# Your objective
From the listing, collect all lines containing the word "icon".

+---+

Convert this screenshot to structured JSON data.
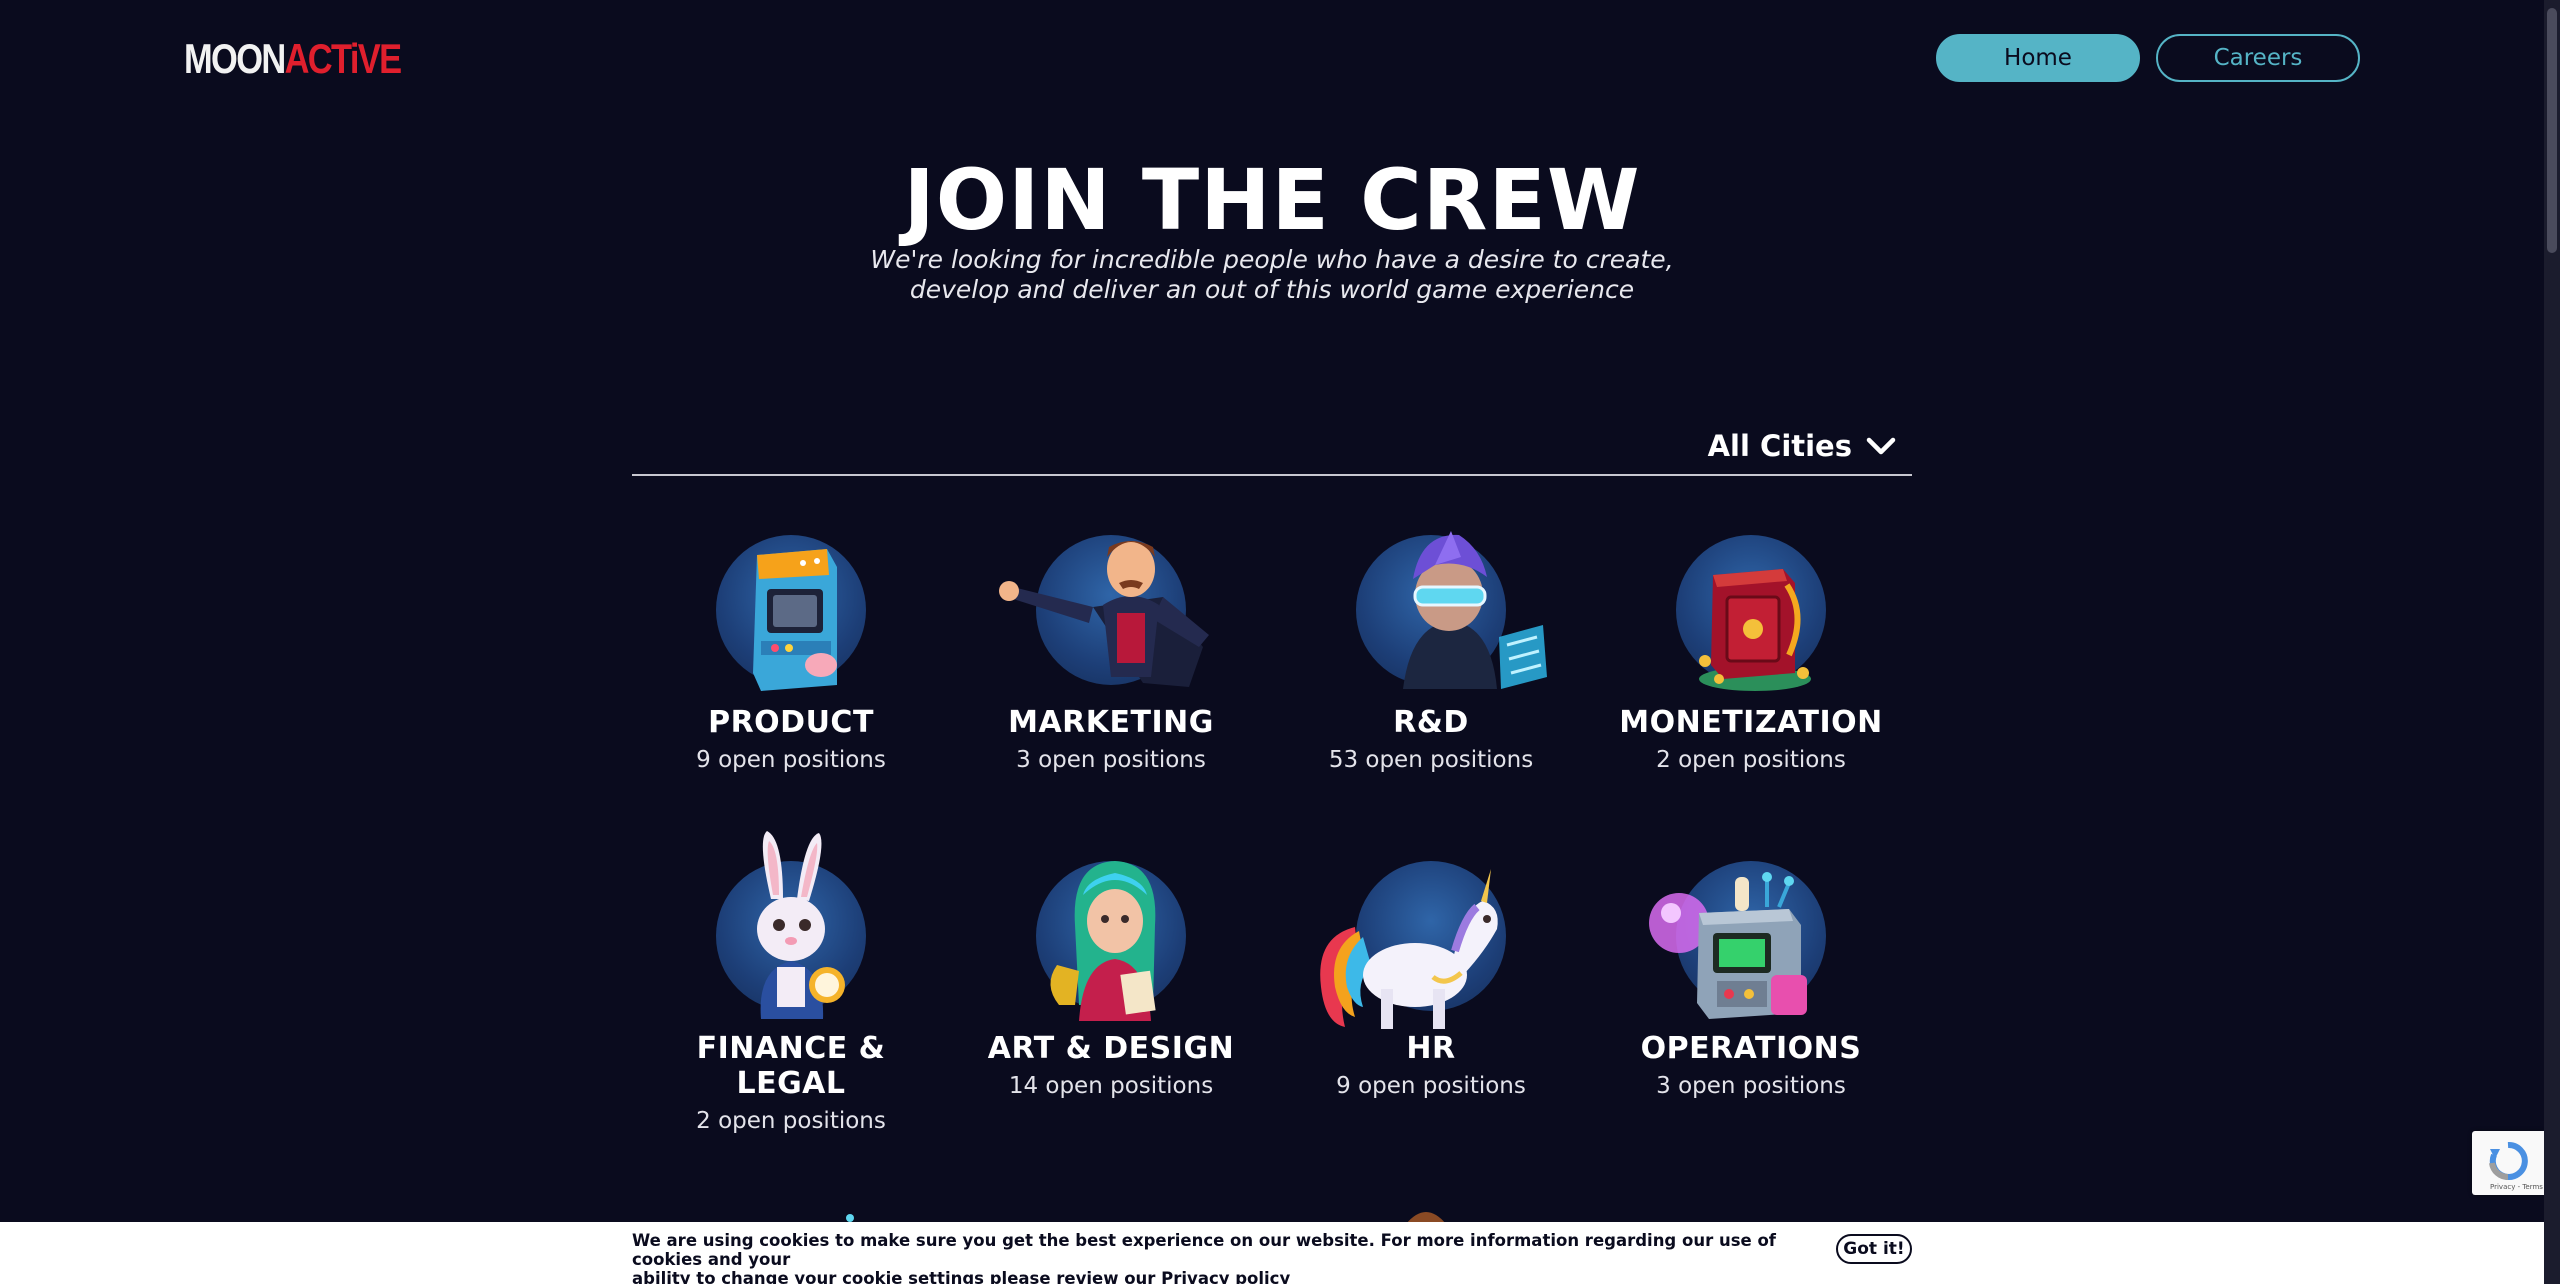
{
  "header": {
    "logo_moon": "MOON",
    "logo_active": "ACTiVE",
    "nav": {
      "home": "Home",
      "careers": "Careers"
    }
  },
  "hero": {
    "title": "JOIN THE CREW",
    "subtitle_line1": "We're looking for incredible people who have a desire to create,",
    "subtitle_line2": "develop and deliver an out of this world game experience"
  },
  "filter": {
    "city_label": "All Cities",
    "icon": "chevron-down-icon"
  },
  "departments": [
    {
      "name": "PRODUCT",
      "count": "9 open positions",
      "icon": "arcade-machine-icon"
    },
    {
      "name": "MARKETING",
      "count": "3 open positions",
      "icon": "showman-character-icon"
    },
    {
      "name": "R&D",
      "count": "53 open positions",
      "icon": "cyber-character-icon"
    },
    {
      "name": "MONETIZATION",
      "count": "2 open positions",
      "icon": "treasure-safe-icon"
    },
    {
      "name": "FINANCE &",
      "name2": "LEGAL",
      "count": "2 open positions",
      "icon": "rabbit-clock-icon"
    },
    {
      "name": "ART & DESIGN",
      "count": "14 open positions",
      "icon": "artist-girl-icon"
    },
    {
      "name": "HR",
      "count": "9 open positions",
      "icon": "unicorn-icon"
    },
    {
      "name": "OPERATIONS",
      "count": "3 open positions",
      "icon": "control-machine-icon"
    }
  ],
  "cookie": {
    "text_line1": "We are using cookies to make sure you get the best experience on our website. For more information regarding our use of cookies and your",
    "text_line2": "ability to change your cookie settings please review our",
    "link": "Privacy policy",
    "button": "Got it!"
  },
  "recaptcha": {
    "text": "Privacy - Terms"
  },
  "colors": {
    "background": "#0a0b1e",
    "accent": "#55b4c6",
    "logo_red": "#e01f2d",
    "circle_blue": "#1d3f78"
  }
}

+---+

# Problem solution
    "icon": "chevron-down-icon"
      "icon": "arcade-machine-icon"
      "icon": "showman-character-icon"
      "icon": "cyber-character-icon"
      "icon": "treasure-safe-icon"
      "icon": "rabbit-clock-icon"
      "icon": "artist-girl-icon"
      "icon": "unicorn-icon"
      "icon": "control-machine-icon"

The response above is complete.